Time Out

While he praised the spectacular effects work on show in Kong: Skull Island for being very "easy to follow," Time Out's Joshua Rothkopf wasn't as taken by the "gleeful, look-at-me-ma garishness." He compared large chunks of the film to a typical Vietnam War picture that breaks out "every glorious cliché in the book, from slo-mo helicopters against a huge red sun to an endless stream of grungy rock nuggets by Creedence Clearwater Revival." Rothkopf's chief criticism? Vogt-Roberts' film can't escape the giant shadow of the original, in part because it fails to develop the relationship that 1933 Kong shared with leading lady Fay Wray. "You still hope for that classic psychosexual tension between woman and ape; it's a disappointment that [Brie] Larson only rides the hairy paw once—and she hardly seems in thrall of the experience."

The Guardian

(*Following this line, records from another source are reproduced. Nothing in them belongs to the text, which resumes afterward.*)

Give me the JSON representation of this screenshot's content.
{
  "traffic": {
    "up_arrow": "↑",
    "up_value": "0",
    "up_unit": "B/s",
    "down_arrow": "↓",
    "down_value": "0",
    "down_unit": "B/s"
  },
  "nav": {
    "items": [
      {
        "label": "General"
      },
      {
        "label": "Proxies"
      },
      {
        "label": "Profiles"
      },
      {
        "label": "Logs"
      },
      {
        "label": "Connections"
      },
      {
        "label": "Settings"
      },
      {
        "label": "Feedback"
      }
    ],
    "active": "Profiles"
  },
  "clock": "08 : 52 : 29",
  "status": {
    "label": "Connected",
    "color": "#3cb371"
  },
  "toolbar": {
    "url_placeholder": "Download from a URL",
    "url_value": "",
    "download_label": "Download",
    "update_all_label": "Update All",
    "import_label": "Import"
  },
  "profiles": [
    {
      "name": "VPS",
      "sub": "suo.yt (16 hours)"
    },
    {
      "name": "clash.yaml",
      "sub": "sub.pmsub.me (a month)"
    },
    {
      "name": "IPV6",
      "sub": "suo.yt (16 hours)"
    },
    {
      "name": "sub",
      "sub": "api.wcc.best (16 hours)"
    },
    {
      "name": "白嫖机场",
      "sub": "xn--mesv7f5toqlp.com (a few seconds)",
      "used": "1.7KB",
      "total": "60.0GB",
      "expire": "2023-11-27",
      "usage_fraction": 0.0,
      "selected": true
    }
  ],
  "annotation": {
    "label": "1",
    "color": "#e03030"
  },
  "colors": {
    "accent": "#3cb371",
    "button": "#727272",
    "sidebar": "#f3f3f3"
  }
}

The Guardian's Peter Bradshaw has been reviewing films for the British newspaper since 1999, and in that time he's given a select number of scathing one-star reviews. Kong: Skull Island is a surprise new member of that undesirable group, dubbed a "fantastically muddled and exasperatingly dull quasi-update of the King Kong story" by the veteran writer, who called Vogt-Roberts' version of the giant ape one "deprived of his kingship and his mystery." Bradshaw's chief complaint was the focus (or lack of it) on the titular monster, who he feels plays second fiddle to the island he inhabits, full of the reptilian creatures called skullcrawlers. "The dramatic presence of Kong himself is muddled. The film tries to make him the island's noble-savage deity, the hairy good guy, as opposed to the huge baddie lizards who are scuttling around the place but are kept in check by the mighty Kong."